DESCRIPTION OF THE TASK »
Please reproduce all entries word for word, leaving every image behind.

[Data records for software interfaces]
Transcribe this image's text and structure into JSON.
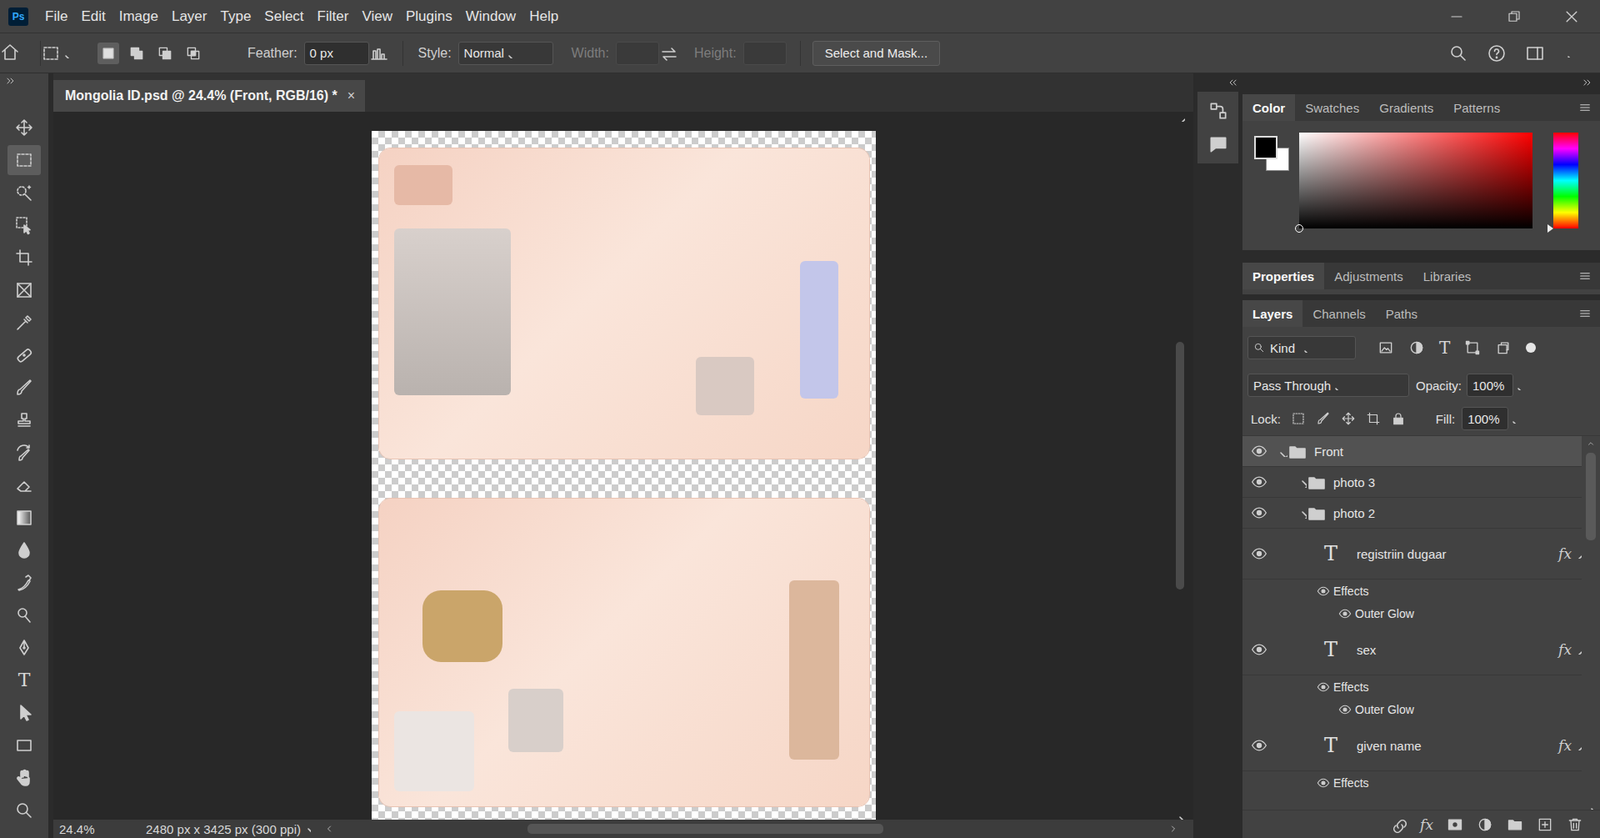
{
  "app": {
    "logo": "Ps",
    "menu": [
      "File",
      "Edit",
      "Image",
      "Layer",
      "Type",
      "Select",
      "Filter",
      "View",
      "Plugins",
      "Window",
      "Help"
    ]
  },
  "options_bar": {
    "mode_buttons": [
      {
        "selected": true
      },
      {
        "selected": false
      },
      {
        "selected": false
      },
      {
        "selected": false
      }
    ],
    "feather_label": "Feather:",
    "feather_value": "0 px",
    "style_label": "Style:",
    "style_value": "Normal",
    "width_label": "Width:",
    "height_label": "Height:",
    "mask_button": "Select and Mask..."
  },
  "document_tab": {
    "title": "Mongolia ID.psd @ 24.4% (Front, RGB/16) *",
    "close": "×"
  },
  "tools": [
    {
      "kind": "move",
      "selected": false
    },
    {
      "kind": "marquee",
      "selected": true
    },
    {
      "kind": "quickselect",
      "selected": false
    },
    {
      "kind": "objectselect",
      "selected": false
    },
    {
      "kind": "crop",
      "selected": false
    },
    {
      "kind": "frame",
      "selected": false
    },
    {
      "kind": "eyedropper",
      "selected": false
    },
    {
      "kind": "healing",
      "selected": false
    },
    {
      "kind": "brush",
      "selected": false
    },
    {
      "kind": "stamp",
      "selected": false
    },
    {
      "kind": "historybrush",
      "selected": false
    },
    {
      "kind": "eraser",
      "selected": false
    },
    {
      "kind": "gradient",
      "selected": false
    },
    {
      "kind": "blur",
      "selected": false
    },
    {
      "kind": "smudge",
      "selected": false
    },
    {
      "kind": "dodge",
      "selected": false
    },
    {
      "kind": "pen",
      "selected": false
    },
    {
      "kind": "type",
      "glyph": "T",
      "selected": false
    },
    {
      "kind": "pathselect",
      "selected": false
    },
    {
      "kind": "rectangle",
      "selected": false
    },
    {
      "kind": "hand",
      "selected": false
    },
    {
      "kind": "zoom",
      "selected": false
    }
  ],
  "canvas": {
    "vertical_scroll": {
      "level": 0.36
    },
    "horizontal_scroll": {
      "level": 0.43
    }
  },
  "status_bar": {
    "zoom": "24.4%",
    "size": "2480 px x 3425 px (300 ppi)"
  },
  "color_panel": {
    "tabs": [
      {
        "label": "Color",
        "selected": true
      },
      {
        "label": "Swatches",
        "selected": false
      },
      {
        "label": "Gradients",
        "selected": false
      },
      {
        "label": "Patterns",
        "selected": false
      }
    ]
  },
  "properties_panel": {
    "tabs": [
      {
        "label": "Properties",
        "selected": true
      },
      {
        "label": "Adjustments",
        "selected": false
      },
      {
        "label": "Libraries",
        "selected": false
      }
    ]
  },
  "layers_panel": {
    "tabs": [
      {
        "label": "Layers",
        "selected": true
      },
      {
        "label": "Channels",
        "selected": false
      },
      {
        "label": "Paths",
        "selected": false
      }
    ],
    "filter": "Kind",
    "type_glyph": "T",
    "blend_mode": "Pass Through",
    "opacity_label": "Opacity:",
    "opacity": "100%",
    "lock_label": "Lock:",
    "fill_label": "Fill:",
    "fill": "100%",
    "fx_button": "fx",
    "scroll": {
      "level": 0.25
    },
    "layers": [
      {
        "kind": "group",
        "name": "Front",
        "visible": true,
        "expanded": true,
        "selected": true,
        "depth": 0
      },
      {
        "kind": "group",
        "name": "photo 3",
        "visible": true,
        "expanded": false,
        "selected": false,
        "depth": 1
      },
      {
        "kind": "group",
        "name": "photo 2",
        "visible": true,
        "expanded": false,
        "selected": false,
        "depth": 1
      },
      {
        "kind": "text",
        "name": "registriin dugaar",
        "visible": true,
        "fx": "fx",
        "selected": false
      },
      {
        "kind": "effects",
        "name": "Effects",
        "visible": true
      },
      {
        "kind": "effect",
        "name": "Outer Glow",
        "visible": true
      },
      {
        "kind": "text",
        "name": "sex",
        "visible": true,
        "fx": "fx",
        "selected": false
      },
      {
        "kind": "effects",
        "name": "Effects",
        "visible": true
      },
      {
        "kind": "effect",
        "name": "Outer Glow",
        "visible": true
      },
      {
        "kind": "text",
        "name": "given name",
        "visible": true,
        "fx": "fx",
        "selected": false
      },
      {
        "kind": "effects",
        "name": "Effects",
        "visible": true
      }
    ]
  }
}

ANSWER SECTION »
Transcribe this image's text and structure into JSON.
{
  "app": {
    "logo": "Ps",
    "menu": [
      "File",
      "Edit",
      "Image",
      "Layer",
      "Type",
      "Select",
      "Filter",
      "View",
      "Plugins",
      "Window",
      "Help"
    ]
  },
  "options_bar": {
    "mode_buttons": [
      {
        "selected": true
      },
      {
        "selected": false
      },
      {
        "selected": false
      },
      {
        "selected": false
      }
    ],
    "feather_label": "Feather:",
    "feather_value": "0 px",
    "style_label": "Style:",
    "style_value": "Normal",
    "width_label": "Width:",
    "height_label": "Height:",
    "mask_button": "Select and Mask..."
  },
  "document_tab": {
    "title": "Mongolia ID.psd @ 24.4% (Front, RGB/16) *",
    "close": "×"
  },
  "tools": [
    {
      "kind": "move",
      "selected": false
    },
    {
      "kind": "marquee",
      "selected": true
    },
    {
      "kind": "quickselect",
      "selected": false
    },
    {
      "kind": "objectselect",
      "selected": false
    },
    {
      "kind": "crop",
      "selected": false
    },
    {
      "kind": "frame",
      "selected": false
    },
    {
      "kind": "eyedropper",
      "selected": false
    },
    {
      "kind": "healing",
      "selected": false
    },
    {
      "kind": "brush",
      "selected": false
    },
    {
      "kind": "stamp",
      "selected": false
    },
    {
      "kind": "historybrush",
      "selected": false
    },
    {
      "kind": "eraser",
      "selected": false
    },
    {
      "kind": "gradient",
      "selected": false
    },
    {
      "kind": "blur",
      "selected": false
    },
    {
      "kind": "smudge",
      "selected": false
    },
    {
      "kind": "dodge",
      "selected": false
    },
    {
      "kind": "pen",
      "selected": false
    },
    {
      "kind": "type",
      "glyph": "T",
      "selected": false
    },
    {
      "kind": "pathselect",
      "selected": false
    },
    {
      "kind": "rectangle",
      "selected": false
    },
    {
      "kind": "hand",
      "selected": false
    },
    {
      "kind": "zoom",
      "selected": false
    }
  ],
  "canvas": {
    "vertical_scroll": {
      "level": 0.36
    },
    "horizontal_scroll": {
      "level": 0.43
    }
  },
  "status_bar": {
    "zoom": "24.4%",
    "size": "2480 px x 3425 px (300 ppi)"
  },
  "color_panel": {
    "tabs": [
      {
        "label": "Color",
        "selected": true
      },
      {
        "label": "Swatches",
        "selected": false
      },
      {
        "label": "Gradients",
        "selected": false
      },
      {
        "label": "Patterns",
        "selected": false
      }
    ]
  },
  "properties_panel": {
    "tabs": [
      {
        "label": "Properties",
        "selected": true
      },
      {
        "label": "Adjustments",
        "selected": false
      },
      {
        "label": "Libraries",
        "selected": false
      }
    ]
  },
  "layers_panel": {
    "tabs": [
      {
        "label": "Layers",
        "selected": true
      },
      {
        "label": "Channels",
        "selected": false
      },
      {
        "label": "Paths",
        "selected": false
      }
    ],
    "filter": "Kind",
    "type_glyph": "T",
    "blend_mode": "Pass Through",
    "opacity_label": "Opacity:",
    "opacity": "100%",
    "lock_label": "Lock:",
    "fill_label": "Fill:",
    "fill": "100%",
    "fx_button": "fx",
    "scroll": {
      "level": 0.25
    },
    "layers": [
      {
        "kind": "group",
        "name": "Front",
        "visible": true,
        "expanded": true,
        "selected": true,
        "depth": 0
      },
      {
        "kind": "group",
        "name": "photo 3",
        "visible": true,
        "expanded": false,
        "selected": false,
        "depth": 1
      },
      {
        "kind": "group",
        "name": "photo 2",
        "visible": true,
        "expanded": false,
        "selected": false,
        "depth": 1
      },
      {
        "kind": "text",
        "name": "registriin dugaar",
        "visible": true,
        "fx": "fx",
        "selected": false
      },
      {
        "kind": "effects",
        "name": "Effects",
        "visible": true
      },
      {
        "kind": "effect",
        "name": "Outer Glow",
        "visible": true
      },
      {
        "kind": "text",
        "name": "sex",
        "visible": true,
        "fx": "fx",
        "selected": false
      },
      {
        "kind": "effects",
        "name": "Effects",
        "visible": true
      },
      {
        "kind": "effect",
        "name": "Outer Glow",
        "visible": true
      },
      {
        "kind": "text",
        "name": "given name",
        "visible": true,
        "fx": "fx",
        "selected": false
      },
      {
        "kind": "effects",
        "name": "Effects",
        "visible": true
      }
    ]
  }
}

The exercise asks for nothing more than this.